→ EXERCISE REQUIREMENTS
A copy is needed of each line in the records that has the word "JSON".

++++ THE DATA ++++

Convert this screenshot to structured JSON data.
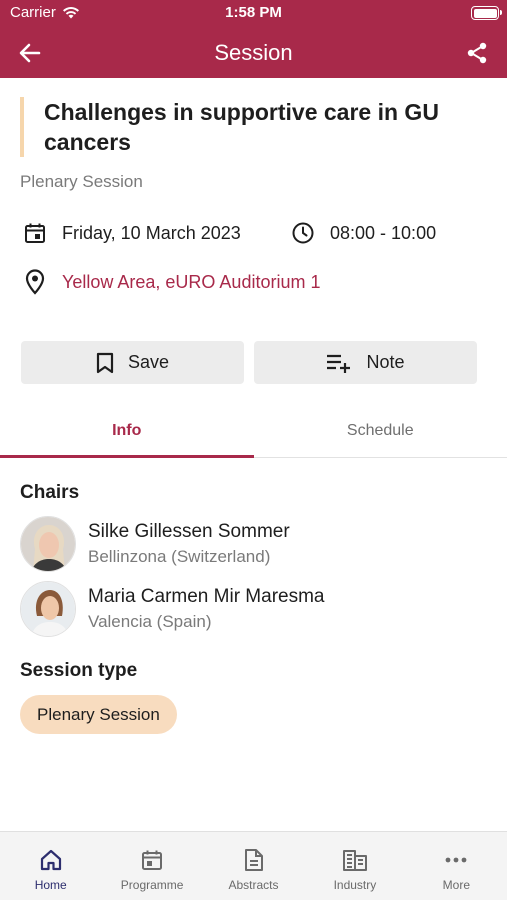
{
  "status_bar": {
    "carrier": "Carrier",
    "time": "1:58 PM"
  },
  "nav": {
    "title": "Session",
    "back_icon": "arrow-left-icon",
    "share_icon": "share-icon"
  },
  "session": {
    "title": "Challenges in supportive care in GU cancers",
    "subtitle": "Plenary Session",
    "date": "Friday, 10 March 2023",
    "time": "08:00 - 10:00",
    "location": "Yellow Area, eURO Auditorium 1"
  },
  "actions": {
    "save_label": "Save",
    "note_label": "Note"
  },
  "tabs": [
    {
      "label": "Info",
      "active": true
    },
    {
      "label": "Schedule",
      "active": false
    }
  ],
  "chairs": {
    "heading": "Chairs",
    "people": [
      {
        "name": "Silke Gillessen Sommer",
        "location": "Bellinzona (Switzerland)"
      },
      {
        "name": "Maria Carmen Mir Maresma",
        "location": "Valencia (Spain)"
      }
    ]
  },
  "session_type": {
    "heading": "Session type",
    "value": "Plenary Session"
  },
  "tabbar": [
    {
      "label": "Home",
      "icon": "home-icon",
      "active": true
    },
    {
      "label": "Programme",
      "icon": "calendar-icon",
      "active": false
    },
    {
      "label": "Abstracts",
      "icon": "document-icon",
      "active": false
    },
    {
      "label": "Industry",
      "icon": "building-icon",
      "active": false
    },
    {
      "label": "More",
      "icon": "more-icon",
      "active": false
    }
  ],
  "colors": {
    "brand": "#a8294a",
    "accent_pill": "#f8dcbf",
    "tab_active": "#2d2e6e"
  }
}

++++
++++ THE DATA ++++

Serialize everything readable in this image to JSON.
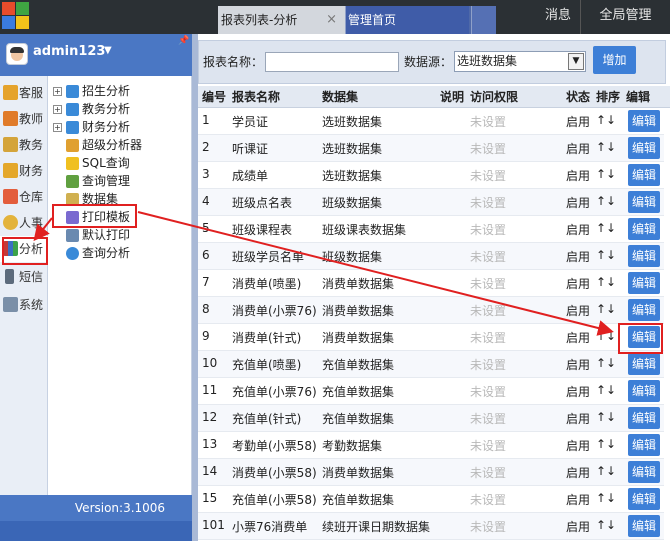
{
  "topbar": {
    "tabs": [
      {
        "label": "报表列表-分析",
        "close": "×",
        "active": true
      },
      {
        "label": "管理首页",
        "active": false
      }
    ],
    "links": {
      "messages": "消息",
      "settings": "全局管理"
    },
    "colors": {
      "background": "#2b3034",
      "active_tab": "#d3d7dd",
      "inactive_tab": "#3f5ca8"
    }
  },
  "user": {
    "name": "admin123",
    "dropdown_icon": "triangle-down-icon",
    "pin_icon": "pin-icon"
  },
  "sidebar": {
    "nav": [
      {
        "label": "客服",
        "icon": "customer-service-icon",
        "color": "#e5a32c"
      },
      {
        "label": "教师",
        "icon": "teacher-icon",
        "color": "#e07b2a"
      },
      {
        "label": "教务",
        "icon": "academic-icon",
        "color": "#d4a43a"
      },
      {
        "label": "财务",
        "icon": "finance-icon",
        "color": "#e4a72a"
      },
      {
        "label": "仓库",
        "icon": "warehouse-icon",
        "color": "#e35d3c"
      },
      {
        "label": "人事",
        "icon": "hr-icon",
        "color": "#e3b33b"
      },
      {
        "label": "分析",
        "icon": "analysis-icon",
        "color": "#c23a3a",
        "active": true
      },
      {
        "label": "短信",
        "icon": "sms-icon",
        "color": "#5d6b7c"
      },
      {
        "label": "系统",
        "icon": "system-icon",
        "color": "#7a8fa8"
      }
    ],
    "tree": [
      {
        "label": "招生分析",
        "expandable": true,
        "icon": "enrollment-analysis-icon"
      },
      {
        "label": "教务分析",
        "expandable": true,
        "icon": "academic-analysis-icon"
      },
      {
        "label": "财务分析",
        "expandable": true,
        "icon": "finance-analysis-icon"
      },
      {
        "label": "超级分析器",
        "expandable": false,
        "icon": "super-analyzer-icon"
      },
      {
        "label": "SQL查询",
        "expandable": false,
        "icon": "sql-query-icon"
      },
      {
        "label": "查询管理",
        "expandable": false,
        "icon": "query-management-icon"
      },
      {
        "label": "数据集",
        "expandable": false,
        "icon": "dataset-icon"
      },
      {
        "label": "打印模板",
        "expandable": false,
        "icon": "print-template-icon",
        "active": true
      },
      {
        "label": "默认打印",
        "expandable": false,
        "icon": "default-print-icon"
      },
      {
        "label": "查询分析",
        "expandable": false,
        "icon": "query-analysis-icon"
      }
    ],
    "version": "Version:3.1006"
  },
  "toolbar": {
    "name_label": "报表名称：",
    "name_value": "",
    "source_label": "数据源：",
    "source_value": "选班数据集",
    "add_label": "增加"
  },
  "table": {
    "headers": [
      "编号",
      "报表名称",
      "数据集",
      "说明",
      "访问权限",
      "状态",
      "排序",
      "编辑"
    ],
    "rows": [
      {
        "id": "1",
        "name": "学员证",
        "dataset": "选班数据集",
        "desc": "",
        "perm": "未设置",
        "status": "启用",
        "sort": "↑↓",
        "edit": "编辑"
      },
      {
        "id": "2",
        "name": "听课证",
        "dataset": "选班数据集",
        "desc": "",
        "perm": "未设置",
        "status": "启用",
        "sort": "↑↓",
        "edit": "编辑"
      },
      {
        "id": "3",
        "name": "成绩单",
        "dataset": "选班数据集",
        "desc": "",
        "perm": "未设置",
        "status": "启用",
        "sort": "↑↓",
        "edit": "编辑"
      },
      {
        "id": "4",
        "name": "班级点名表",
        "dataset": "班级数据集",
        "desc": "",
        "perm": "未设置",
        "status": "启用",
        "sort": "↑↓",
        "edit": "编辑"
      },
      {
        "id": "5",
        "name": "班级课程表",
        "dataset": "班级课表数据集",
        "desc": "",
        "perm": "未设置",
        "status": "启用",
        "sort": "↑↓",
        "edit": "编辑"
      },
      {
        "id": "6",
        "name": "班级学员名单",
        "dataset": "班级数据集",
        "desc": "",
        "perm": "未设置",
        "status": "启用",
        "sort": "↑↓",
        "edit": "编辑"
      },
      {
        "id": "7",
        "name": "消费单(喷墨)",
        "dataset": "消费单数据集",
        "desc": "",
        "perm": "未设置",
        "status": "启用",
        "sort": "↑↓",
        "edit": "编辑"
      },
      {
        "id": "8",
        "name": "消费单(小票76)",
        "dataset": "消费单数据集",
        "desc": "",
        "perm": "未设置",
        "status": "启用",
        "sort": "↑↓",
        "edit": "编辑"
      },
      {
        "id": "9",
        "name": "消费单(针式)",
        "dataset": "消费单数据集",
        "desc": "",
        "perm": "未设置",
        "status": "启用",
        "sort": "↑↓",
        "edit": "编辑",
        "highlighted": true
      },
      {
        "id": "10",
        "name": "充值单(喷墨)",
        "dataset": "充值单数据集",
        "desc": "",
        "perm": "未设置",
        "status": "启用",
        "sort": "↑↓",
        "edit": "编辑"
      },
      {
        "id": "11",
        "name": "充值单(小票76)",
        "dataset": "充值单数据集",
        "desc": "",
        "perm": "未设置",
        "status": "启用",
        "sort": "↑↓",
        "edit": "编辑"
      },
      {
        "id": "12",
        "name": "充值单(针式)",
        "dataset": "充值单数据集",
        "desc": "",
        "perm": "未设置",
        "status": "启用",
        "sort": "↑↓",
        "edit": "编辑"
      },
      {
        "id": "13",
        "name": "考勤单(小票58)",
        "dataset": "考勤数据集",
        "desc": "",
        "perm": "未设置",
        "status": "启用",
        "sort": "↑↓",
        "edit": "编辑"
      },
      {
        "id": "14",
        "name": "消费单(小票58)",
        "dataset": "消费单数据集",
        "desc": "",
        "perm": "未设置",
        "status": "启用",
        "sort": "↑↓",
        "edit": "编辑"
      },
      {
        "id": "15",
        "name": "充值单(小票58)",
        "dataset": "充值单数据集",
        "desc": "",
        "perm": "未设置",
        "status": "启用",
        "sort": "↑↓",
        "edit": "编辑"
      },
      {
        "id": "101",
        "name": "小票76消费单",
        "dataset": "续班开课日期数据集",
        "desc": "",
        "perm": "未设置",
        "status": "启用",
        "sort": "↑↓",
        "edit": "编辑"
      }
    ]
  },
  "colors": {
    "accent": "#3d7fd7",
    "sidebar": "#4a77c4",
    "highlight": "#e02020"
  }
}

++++

→ YOUR RESPONSE
Convert this screenshot to structured JSON data.
Serialize everything readable in this image to JSON.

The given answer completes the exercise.